Data provided
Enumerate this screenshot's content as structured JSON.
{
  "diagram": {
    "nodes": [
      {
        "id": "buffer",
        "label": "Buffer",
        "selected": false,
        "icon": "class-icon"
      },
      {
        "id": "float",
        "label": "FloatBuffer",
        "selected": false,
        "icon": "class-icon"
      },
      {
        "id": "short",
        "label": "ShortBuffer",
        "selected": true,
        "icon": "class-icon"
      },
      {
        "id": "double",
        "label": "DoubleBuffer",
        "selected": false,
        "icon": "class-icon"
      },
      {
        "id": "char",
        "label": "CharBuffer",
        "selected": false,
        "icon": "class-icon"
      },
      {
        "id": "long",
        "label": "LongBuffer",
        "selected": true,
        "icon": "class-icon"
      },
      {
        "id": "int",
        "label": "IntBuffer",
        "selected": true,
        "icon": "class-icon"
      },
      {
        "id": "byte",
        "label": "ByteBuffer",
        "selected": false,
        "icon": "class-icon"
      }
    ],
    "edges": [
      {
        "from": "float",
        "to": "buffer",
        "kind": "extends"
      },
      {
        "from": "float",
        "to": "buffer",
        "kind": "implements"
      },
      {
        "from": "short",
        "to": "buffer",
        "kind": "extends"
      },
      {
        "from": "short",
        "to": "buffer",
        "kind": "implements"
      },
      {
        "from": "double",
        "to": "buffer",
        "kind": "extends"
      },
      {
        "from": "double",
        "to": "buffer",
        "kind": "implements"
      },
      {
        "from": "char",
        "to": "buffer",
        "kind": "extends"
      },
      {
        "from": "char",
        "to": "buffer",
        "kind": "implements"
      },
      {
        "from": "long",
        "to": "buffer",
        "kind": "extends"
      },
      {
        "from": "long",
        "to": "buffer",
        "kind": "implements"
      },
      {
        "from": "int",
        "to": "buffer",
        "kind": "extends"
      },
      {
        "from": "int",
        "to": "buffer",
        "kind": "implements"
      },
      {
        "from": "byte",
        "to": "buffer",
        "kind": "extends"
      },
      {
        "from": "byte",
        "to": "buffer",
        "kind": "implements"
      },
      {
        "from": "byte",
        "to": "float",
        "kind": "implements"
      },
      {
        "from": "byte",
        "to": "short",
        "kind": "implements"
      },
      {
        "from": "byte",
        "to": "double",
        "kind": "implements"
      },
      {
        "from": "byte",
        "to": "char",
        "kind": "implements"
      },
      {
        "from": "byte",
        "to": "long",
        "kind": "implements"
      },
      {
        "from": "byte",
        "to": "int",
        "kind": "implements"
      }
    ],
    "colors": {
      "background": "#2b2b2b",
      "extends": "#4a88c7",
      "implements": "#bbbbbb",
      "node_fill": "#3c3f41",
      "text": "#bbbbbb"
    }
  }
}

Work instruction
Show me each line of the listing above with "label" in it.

Problem solution
        "label": "Buffer",
        "label": "FloatBuffer",
        "label": "ShortBuffer",
        "label": "DoubleBuffer",
        "label": "CharBuffer",
        "label": "LongBuffer",
        "label": "IntBuffer",
        "label": "ByteBuffer",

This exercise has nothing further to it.